## ACTIVITY
Return the exact lines spanning from the line with "Convert this screenshot" through the last line of the entries, boundaries included, and no others.

━━━ DATA FOR THE TASK ━━━

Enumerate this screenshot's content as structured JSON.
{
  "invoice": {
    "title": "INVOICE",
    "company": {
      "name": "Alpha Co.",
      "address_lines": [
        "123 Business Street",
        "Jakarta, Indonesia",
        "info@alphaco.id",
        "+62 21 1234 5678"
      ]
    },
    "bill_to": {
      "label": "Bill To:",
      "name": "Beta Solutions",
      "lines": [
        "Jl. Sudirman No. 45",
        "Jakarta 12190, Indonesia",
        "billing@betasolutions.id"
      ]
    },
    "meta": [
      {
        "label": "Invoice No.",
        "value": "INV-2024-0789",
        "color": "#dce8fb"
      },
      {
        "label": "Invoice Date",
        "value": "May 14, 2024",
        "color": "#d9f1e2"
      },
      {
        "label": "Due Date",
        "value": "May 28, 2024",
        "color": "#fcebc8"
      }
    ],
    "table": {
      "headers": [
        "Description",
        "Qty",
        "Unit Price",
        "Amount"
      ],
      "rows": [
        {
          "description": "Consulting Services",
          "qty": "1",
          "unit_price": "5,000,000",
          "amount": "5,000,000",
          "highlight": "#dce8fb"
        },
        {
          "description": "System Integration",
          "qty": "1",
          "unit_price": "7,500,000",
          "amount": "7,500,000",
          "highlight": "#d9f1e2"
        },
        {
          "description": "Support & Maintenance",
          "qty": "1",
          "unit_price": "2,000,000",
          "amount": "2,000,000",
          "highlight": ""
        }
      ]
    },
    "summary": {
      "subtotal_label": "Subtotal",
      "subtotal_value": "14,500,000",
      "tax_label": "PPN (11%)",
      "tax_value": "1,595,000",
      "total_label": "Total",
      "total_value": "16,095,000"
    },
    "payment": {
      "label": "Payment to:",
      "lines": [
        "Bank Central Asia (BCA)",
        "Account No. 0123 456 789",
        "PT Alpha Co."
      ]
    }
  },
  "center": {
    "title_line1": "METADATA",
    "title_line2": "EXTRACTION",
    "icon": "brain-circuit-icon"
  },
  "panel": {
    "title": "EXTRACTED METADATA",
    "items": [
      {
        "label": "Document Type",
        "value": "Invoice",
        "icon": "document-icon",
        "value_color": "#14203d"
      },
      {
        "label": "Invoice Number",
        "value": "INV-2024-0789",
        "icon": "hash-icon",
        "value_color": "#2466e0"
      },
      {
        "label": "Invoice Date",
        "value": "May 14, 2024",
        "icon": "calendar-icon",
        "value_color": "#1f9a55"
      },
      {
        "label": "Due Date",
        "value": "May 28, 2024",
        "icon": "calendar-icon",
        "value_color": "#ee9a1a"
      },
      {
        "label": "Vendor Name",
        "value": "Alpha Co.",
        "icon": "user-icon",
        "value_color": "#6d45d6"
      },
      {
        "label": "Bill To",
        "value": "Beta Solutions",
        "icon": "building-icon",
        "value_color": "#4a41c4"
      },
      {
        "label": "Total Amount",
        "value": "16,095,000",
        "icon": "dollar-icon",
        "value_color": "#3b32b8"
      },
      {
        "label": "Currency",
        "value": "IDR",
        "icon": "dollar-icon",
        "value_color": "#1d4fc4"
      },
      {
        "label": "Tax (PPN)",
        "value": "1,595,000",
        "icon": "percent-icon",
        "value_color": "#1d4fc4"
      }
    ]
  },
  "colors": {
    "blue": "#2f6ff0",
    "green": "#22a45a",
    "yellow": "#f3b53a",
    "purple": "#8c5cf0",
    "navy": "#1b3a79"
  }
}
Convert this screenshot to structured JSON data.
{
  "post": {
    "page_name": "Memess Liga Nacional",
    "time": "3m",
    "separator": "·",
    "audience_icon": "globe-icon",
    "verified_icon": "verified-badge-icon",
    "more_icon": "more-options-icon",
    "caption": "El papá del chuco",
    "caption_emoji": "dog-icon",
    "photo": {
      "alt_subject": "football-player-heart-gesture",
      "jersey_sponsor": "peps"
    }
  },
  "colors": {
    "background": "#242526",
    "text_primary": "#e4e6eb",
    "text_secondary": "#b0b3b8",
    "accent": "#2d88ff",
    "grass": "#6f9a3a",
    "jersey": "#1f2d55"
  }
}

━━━

## ANSWER BOX
Convert this screenshot to structured JSON data.
{
  "post": {
    "page_name": "Memess Liga Nacional",
    "time": "3m",
    "separator": "·",
    "audience_icon": "globe-icon",
    "verified_icon": "verified-badge-icon",
    "more_icon": "more-options-icon",
    "caption": "El papá del chuco",
    "caption_emoji": "dog-icon",
    "photo": {
      "alt_subject": "football-player-heart-gesture",
      "jersey_sponsor": "peps"
    }
  },
  "colors": {
    "background": "#242526",
    "text_primary": "#e4e6eb",
    "text_secondary": "#b0b3b8",
    "accent": "#2d88ff",
    "grass": "#6f9a3a",
    "jersey": "#1f2d55"
  }
}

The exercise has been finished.